journal contribution
posted on 22.09.2021, 13:07 by Shimin Zhu, Yanqiong Zhuang, Paul Lee
Aim
Mindset has been found to be closely related to mental health symptoms. Yet no scale for the Mindsets of Depression, Anxiety, and Stress (MDASS) has been validated. This study developed a 12-item MDASS with four items in each domain and examined its psychometric properties among young adults and adolescents.

Methods
Young adults (Study 1: N = 1735, aged 18–25) and adolescents (Study 2, N = 1648, aged 9–16) completed socio-demographics information, MDASS (unidirectional items in Study 1 and bi-directional items in Study 2), and mental health symptoms measures. Both samples were randomly divided into two equal sub-samples, one for exploratory factor analysis (EFA) to identify the factor structure, the other for confirmatory factor analysis (CFA) to assess the goodness-of-fit of EFA models.

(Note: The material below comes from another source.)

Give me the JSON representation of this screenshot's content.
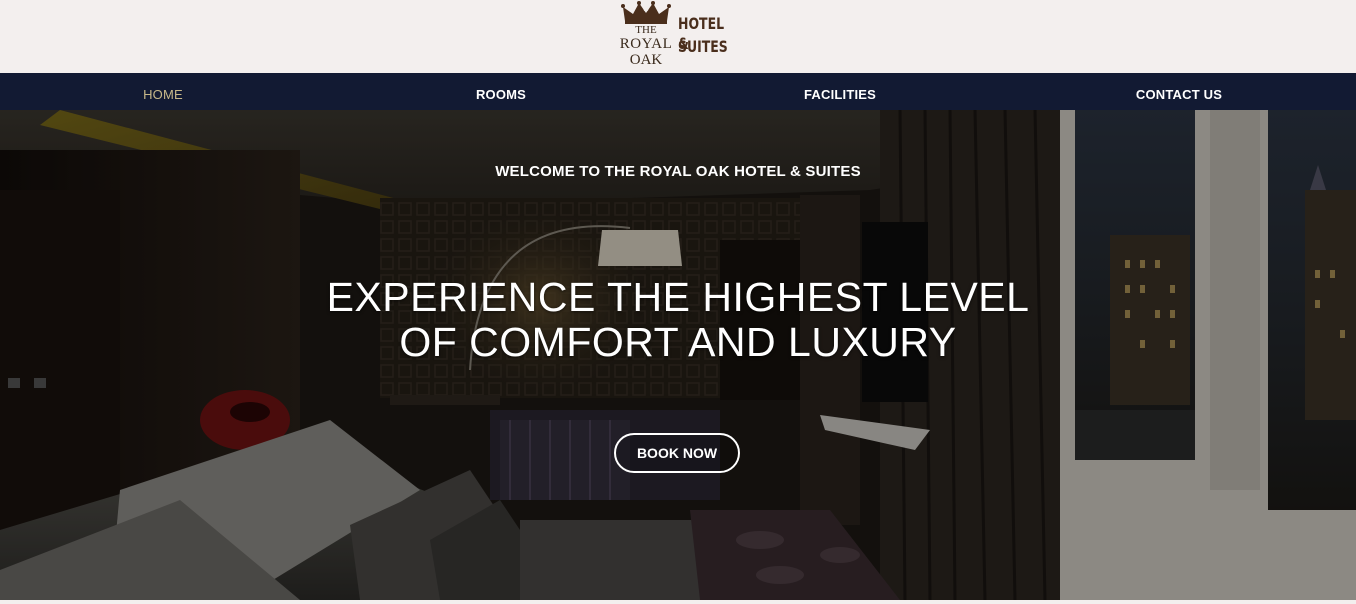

Spearman correlations were used to assess the convergent validity of MDASS with measures of depression, anxiety, and stress.

Results
In Study 1, EFA yielded a three-factor model with underlying factors of fixed mindsets on depression, anxiety, and stress; CFA revealed a good goodness-of-fit (CFI and TFI >0.95; RMSEA and SRMR <0.08). In Study 2 with reversed items, EFA and CFA yielded a complex model structure. Fixed mindsets were positively correlated with depression, anxiety, and stress symptoms (all absolute correlations >0.3) in both studies.

Conclusion
MDASS is a reliable scale with clear factor structure to measure mindsets of negative emotions among early adults. MDASS is suggested to use only fixed-mindset statements. The MDASS are highly associated with symptoms of depression, anxiety, and stress.

Funding

This work was supported by an Early Career Scheme Fund awarded to SZ from the Hong Kong Research Grant Council (Ref:25605418)

History

Citation

Early Intervention in Psychiatry, 2021, https://doi.org/10.1111/eip.13177

Author affiliation

Department of Health Sciences, University of Leicester

Version

AM (Accepted Manuscript)

Published in

Early Intervention in Psychiatry

Publisher

WILEY

issn

1751-7885

eissn

1751-7893

Acceptance date

05/05/2021

Copyright date

2021

Available date

30/05/2022

Spatial coverage

Australia

Language

English